After a positive assembly check you can glue the pieces together. The important interface is that between the Pitot head (102) and the total pressure pipe (104). It is critical that this glue seal is airtight. Once you glue the external pipe (103) on the Pitot head you will not be able to repair any leaks.
Once you have glued all the parts together, you should test if the two pneumatic paths are free of obstacles and airtight. If it is available, a Pitot-static tester can be used. If not you can perform a quick test by following this simple procedure:
- Blow into the + nipple. The air should flow unobstructed down to the total pressure port.
- Seal the total pressure port with your finger and blow into the + hole. There should be no air leaks.
- Blow into the - nipple. The air should flow unobstructed down to the static pressure ports.
- Seal the static pressure ports with adhesive tape and blow into the - hole. There should be no leaks.
That's all. You have a brand new DIY pitot!
Thank you Leonarthall. I never thought about a direct comparison with the 3dr model; anyway, I've tested many commercial probes from different commercial segments. Larger diameter here is more about mechanics and ease of use. A part that some year back I evaluated a prototype for a multi hole probe, to have also an in-flight indication of AOA and AOS, I found unpractical to go below 8/ 9 mm of diameter.
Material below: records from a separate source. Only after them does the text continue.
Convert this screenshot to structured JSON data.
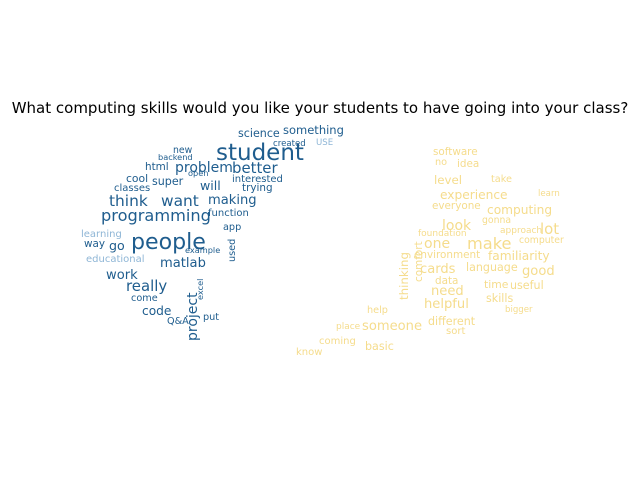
{
  "title": "What computing skills would you like your students to have going into your class?",
  "chart_data": {
    "type": "wordcloud",
    "title": "What computing skills would you like your students to have going into your class?",
    "xlabel": "",
    "ylabel": "",
    "colors": {
      "left_primary": "#1f5d8e",
      "left_secondary": "#8fb6d6",
      "right_primary": "#f5dc8c",
      "right_secondary": "#f9e9b8"
    },
    "clouds": [
      {
        "name": "",
        "color": "#1f5d8e",
        "words": [
          {
            "text": "student",
            "weight": 1.0
          },
          {
            "text": "people",
            "weight": 0.95
          },
          {
            "text": "programming",
            "weight": 0.62
          },
          {
            "text": "think",
            "weight": 0.58
          },
          {
            "text": "want",
            "weight": 0.58
          },
          {
            "text": "better",
            "weight": 0.55
          },
          {
            "text": "really",
            "weight": 0.55
          },
          {
            "text": "project",
            "weight": 0.5
          },
          {
            "text": "problem",
            "weight": 0.5
          },
          {
            "text": "matlab",
            "weight": 0.45
          },
          {
            "text": "work",
            "weight": 0.45
          },
          {
            "text": "making",
            "weight": 0.45
          },
          {
            "text": "will",
            "weight": 0.42
          },
          {
            "text": "code",
            "weight": 0.4
          },
          {
            "text": "go",
            "weight": 0.42
          },
          {
            "text": "something",
            "weight": 0.36
          },
          {
            "text": "science",
            "weight": 0.34
          },
          {
            "text": "super",
            "weight": 0.34
          },
          {
            "text": "cool",
            "weight": 0.32
          },
          {
            "text": "html",
            "weight": 0.3
          },
          {
            "text": "trying",
            "weight": 0.3
          },
          {
            "text": "interested",
            "weight": 0.28
          },
          {
            "text": "classes",
            "weight": 0.28
          },
          {
            "text": "function",
            "weight": 0.28
          },
          {
            "text": "way",
            "weight": 0.3
          },
          {
            "text": "learning",
            "weight": 0.28
          },
          {
            "text": "educational",
            "weight": 0.28
          },
          {
            "text": "come",
            "weight": 0.26
          },
          {
            "text": "put",
            "weight": 0.26
          },
          {
            "text": "Q&A",
            "weight": 0.26
          },
          {
            "text": "used",
            "weight": 0.26
          },
          {
            "text": "app",
            "weight": 0.26
          },
          {
            "text": "new",
            "weight": 0.24
          },
          {
            "text": "USE",
            "weight": 0.2
          },
          {
            "text": "created",
            "weight": 0.2
          },
          {
            "text": "backend",
            "weight": 0.18
          },
          {
            "text": "open",
            "weight": 0.18
          },
          {
            "text": "example",
            "weight": 0.18
          },
          {
            "text": "excel",
            "weight": 0.18
          }
        ]
      },
      {
        "name": "",
        "color": "#f5dc8c",
        "words": [
          {
            "text": "make",
            "weight": 0.62
          },
          {
            "text": "lot",
            "weight": 0.55
          },
          {
            "text": "one",
            "weight": 0.5
          },
          {
            "text": "look",
            "weight": 0.5
          },
          {
            "text": "good",
            "weight": 0.45
          },
          {
            "text": "need",
            "weight": 0.45
          },
          {
            "text": "cards",
            "weight": 0.45
          },
          {
            "text": "helpful",
            "weight": 0.45
          },
          {
            "text": "someone",
            "weight": 0.45
          },
          {
            "text": "computing",
            "weight": 0.4
          },
          {
            "text": "experience",
            "weight": 0.4
          },
          {
            "text": "familiarity",
            "weight": 0.4
          },
          {
            "text": "level",
            "weight": 0.38
          },
          {
            "text": "thinking",
            "weight": 0.38
          },
          {
            "text": "language",
            "weight": 0.34
          },
          {
            "text": "skills",
            "weight": 0.34
          },
          {
            "text": "basic",
            "weight": 0.34
          },
          {
            "text": "different",
            "weight": 0.34
          },
          {
            "text": "useful",
            "weight": 0.34
          },
          {
            "text": "time",
            "weight": 0.32
          },
          {
            "text": "environment",
            "weight": 0.3
          },
          {
            "text": "everyone",
            "weight": 0.3
          },
          {
            "text": "data",
            "weight": 0.3
          },
          {
            "text": "idea",
            "weight": 0.3
          },
          {
            "text": "software",
            "weight": 0.3
          },
          {
            "text": "comfort",
            "weight": 0.3
          },
          {
            "text": "sort",
            "weight": 0.28
          },
          {
            "text": "coming",
            "weight": 0.28
          },
          {
            "text": "know",
            "weight": 0.28
          },
          {
            "text": "help",
            "weight": 0.26
          },
          {
            "text": "take",
            "weight": 0.26
          },
          {
            "text": "computer",
            "weight": 0.24
          },
          {
            "text": "gonna",
            "weight": 0.24
          },
          {
            "text": "approach",
            "weight": 0.22
          },
          {
            "text": "foundation",
            "weight": 0.22
          },
          {
            "text": "place",
            "weight": 0.22
          },
          {
            "text": "bigger",
            "weight": 0.2
          },
          {
            "text": "learn",
            "weight": 0.2
          },
          {
            "text": "no",
            "weight": 0.26
          }
        ]
      }
    ]
  }
}
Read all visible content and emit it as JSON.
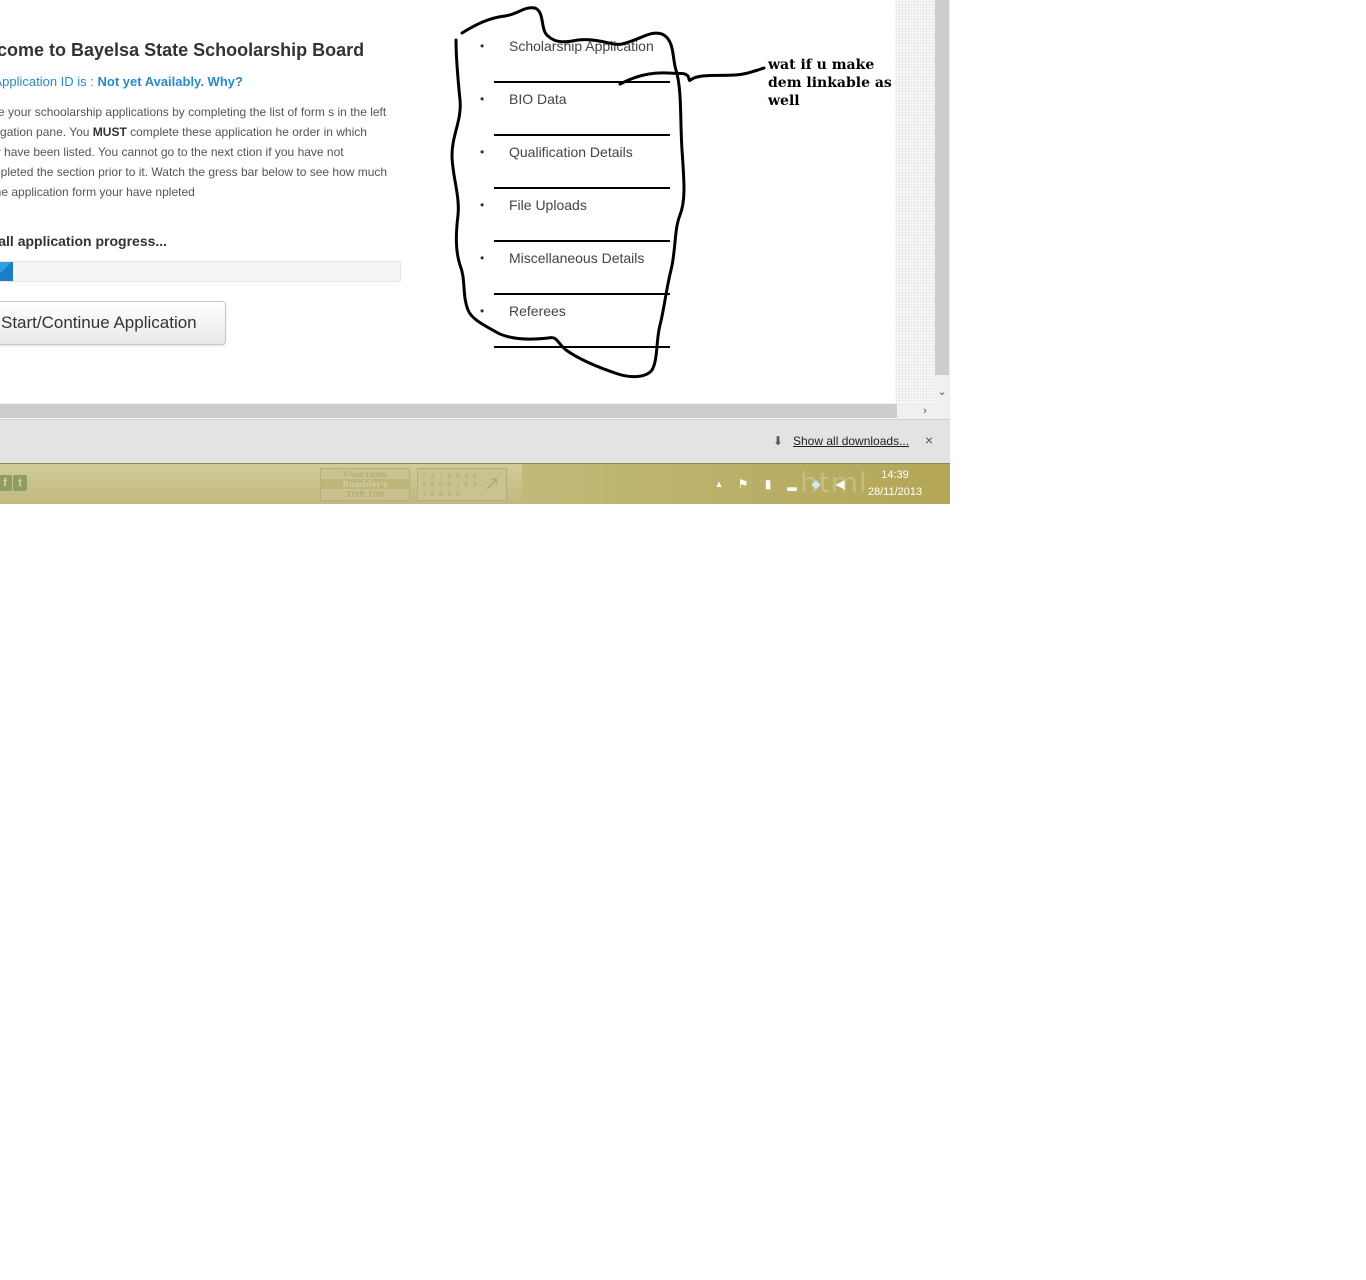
{
  "content": {
    "welcome_title": "elcome to Bayelsa State Schoolarship Board",
    "app_id_prefix": "ur Application ID is : ",
    "app_id_status": "Not yet Availably. Why?",
    "intro_part1": "nage your schoolarship applications by completing the list of form s in the left navigation pane. You ",
    "intro_bold": "MUST",
    "intro_part2": " complete these application he order in which they have been listed. You cannot go to the next ction if you have not completed the section prior to it. Watch the gress bar below to see how much of the application form your have npleted",
    "progress_title": "erall application progress...",
    "progress_fraction": 0.055,
    "start_button": "Start/Continue Application"
  },
  "nav": {
    "items": [
      {
        "label": "Scholarship Application"
      },
      {
        "label": "BIO Data"
      },
      {
        "label": "Qualification Details"
      },
      {
        "label": "File Uploads"
      },
      {
        "label": "Miscellaneous Details"
      },
      {
        "label": "Referees"
      }
    ]
  },
  "annotation": {
    "text": "wat if u make dem linkable as well"
  },
  "downloads_bar": {
    "show_all": "Show all downloads...",
    "close": "×"
  },
  "taskbar": {
    "rambler_line1": "Участник",
    "rambler_line2": "Rambler's",
    "rambler_line3": "TOP 100",
    "counter_digits": "7 3 7 6  6 4 0  0 0 0  0 1 6  3 3 0  0 8 0",
    "watermark": "html",
    "time": "14:39",
    "date": "28/11/2013"
  },
  "icons": {
    "facebook": "facebook-icon",
    "twitter": "twitter-icon",
    "tray": [
      "tray-arrow-up-icon",
      "flag-icon",
      "battery-icon",
      "signal-icon",
      "dropbox-icon",
      "volume-icon"
    ]
  }
}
From the feedback I receive to the BasicAirData project I can tell there is some buildup around such a kind of DIY probes.
These look great!!
I was wondering how these compare to the basic version sold by 3dr. Obviously they are larger and able to project into clean air. Are there other issues we should understand? Does the larger diameter help?
Many have exposed your needs. In fact we've tested a removable DIY Pitot flange. Follow this link for more info.
Hi Jose. I have read the comprehensive instructions. The only issue is a practical one, that the pitot will be vulnerable when transporting the wing, especially since it's length should ideally exceed the wing chord ahead of the leading edge. Ideally I would like a pitot that can be easily removed for transport. That apart the information on your site is excellent.
Thank you Andy. Yes, you can mount it on the wing. Implementation should be evaluated in function of the wing dimensions and flight envelope. A good installation point can be the wing tip rib, check page 8 of this pdf manual.
Looks great. I am guessing that it is designed to be mounted in the front of a fuselage? Do you have a design that can be mounted on a wing ?